- _WHAT THE TASK ASKS_
Where a line of the records holds the string "Tunnel", copy that line.

DATASET RECORDS below:

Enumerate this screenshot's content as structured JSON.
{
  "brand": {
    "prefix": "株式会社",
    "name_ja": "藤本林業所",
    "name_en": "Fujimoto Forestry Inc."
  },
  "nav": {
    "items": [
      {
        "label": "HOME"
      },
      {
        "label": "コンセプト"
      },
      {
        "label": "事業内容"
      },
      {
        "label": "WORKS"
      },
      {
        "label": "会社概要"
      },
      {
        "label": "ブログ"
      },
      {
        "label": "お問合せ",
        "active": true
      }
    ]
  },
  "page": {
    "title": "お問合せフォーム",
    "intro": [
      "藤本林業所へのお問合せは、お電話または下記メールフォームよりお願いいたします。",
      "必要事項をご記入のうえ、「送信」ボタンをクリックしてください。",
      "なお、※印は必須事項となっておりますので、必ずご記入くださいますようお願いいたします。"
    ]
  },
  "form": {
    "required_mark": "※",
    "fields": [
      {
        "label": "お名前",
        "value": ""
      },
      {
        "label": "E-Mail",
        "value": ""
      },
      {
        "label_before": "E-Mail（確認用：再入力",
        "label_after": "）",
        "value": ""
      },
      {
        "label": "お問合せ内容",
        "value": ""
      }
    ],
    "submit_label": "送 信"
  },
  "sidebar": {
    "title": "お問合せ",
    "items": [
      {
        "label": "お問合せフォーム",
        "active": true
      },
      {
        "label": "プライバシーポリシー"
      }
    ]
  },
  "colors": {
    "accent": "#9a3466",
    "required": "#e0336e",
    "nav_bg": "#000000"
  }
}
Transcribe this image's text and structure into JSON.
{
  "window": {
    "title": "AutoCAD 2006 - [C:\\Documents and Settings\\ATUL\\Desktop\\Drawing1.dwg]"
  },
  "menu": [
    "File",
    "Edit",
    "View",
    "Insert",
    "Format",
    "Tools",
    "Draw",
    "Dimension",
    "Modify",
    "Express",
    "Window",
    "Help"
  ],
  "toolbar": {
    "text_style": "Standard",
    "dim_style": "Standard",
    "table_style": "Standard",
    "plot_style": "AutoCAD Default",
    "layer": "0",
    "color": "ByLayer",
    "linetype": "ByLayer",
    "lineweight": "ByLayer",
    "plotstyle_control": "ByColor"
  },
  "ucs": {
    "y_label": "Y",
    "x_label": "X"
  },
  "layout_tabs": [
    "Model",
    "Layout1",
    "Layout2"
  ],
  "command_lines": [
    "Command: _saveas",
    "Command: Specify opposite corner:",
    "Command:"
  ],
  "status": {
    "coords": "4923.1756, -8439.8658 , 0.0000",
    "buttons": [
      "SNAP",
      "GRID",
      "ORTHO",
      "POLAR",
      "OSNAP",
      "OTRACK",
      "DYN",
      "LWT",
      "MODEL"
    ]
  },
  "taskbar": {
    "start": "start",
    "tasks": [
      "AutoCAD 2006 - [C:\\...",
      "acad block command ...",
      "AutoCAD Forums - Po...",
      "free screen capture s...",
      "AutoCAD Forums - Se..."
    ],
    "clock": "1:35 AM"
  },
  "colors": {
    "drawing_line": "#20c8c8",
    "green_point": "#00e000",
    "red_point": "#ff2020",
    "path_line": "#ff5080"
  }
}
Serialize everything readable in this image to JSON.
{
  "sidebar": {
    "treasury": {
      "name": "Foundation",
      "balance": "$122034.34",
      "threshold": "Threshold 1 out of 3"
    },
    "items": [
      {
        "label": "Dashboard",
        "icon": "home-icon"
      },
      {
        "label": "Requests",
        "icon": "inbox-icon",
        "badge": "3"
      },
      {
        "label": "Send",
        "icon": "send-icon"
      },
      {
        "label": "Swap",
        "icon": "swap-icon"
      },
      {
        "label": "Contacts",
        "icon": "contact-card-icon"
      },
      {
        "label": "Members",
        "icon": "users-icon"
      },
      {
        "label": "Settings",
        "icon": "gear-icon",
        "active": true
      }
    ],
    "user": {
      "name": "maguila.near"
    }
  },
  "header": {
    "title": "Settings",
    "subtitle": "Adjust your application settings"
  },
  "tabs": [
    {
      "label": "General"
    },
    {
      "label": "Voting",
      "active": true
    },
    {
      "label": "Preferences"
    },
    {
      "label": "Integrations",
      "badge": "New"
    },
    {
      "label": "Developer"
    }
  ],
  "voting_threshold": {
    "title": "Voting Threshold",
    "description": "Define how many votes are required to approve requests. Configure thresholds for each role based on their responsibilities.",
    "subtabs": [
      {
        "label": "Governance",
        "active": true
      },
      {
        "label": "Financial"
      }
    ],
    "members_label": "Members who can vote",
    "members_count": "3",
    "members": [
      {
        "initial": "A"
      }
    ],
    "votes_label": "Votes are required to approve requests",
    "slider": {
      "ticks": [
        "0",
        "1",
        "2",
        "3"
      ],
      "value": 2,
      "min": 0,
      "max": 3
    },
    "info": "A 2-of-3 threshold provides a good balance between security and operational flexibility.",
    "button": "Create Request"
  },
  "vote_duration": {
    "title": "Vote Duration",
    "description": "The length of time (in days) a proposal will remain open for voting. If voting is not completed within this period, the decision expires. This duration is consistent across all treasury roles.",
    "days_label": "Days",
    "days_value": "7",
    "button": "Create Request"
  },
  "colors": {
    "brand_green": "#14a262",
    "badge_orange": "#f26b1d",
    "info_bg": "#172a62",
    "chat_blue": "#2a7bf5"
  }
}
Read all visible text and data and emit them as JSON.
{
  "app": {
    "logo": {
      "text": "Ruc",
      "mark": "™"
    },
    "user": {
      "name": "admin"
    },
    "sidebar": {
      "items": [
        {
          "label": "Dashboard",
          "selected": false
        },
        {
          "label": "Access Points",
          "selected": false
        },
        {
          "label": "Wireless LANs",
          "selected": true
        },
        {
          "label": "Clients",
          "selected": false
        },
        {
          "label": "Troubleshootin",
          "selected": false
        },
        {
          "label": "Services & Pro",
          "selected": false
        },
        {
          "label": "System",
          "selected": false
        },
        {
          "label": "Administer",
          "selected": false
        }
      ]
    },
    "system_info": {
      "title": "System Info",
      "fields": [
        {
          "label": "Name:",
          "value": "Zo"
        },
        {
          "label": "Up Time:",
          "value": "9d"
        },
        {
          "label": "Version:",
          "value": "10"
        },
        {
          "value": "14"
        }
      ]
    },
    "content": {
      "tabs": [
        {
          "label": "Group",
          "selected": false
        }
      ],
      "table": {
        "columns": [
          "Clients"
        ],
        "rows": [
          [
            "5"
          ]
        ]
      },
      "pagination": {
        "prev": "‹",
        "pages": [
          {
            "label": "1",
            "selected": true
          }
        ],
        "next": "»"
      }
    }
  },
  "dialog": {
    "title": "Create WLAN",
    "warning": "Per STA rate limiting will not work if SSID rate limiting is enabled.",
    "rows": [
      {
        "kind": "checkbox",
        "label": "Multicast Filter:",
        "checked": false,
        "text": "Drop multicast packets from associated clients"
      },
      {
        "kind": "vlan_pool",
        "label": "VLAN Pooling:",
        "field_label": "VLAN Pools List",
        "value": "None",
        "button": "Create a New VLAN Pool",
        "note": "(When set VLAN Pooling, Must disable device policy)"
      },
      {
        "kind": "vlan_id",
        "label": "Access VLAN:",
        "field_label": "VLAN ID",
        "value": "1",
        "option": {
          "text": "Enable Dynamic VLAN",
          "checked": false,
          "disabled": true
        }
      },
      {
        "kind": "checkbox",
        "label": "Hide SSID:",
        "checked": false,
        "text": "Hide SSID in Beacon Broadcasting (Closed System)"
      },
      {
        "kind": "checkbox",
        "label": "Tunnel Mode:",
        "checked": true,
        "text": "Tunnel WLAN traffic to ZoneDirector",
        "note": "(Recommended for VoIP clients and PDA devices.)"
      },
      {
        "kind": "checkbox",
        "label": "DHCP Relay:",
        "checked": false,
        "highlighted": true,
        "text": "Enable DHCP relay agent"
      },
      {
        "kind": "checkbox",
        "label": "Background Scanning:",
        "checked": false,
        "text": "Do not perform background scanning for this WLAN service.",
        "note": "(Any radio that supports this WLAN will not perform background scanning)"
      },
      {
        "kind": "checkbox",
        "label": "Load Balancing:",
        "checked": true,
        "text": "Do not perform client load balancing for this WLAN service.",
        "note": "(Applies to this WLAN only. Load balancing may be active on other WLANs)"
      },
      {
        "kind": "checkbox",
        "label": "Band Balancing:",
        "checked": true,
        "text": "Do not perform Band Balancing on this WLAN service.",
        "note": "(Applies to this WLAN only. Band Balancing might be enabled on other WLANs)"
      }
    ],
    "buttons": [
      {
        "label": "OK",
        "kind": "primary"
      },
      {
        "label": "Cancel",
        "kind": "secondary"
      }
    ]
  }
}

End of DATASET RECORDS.

- _ANSWER TO THIS TASK_
        "label": "Tunnel Mode:",
        "text": "Tunnel WLAN traffic to ZoneDirector",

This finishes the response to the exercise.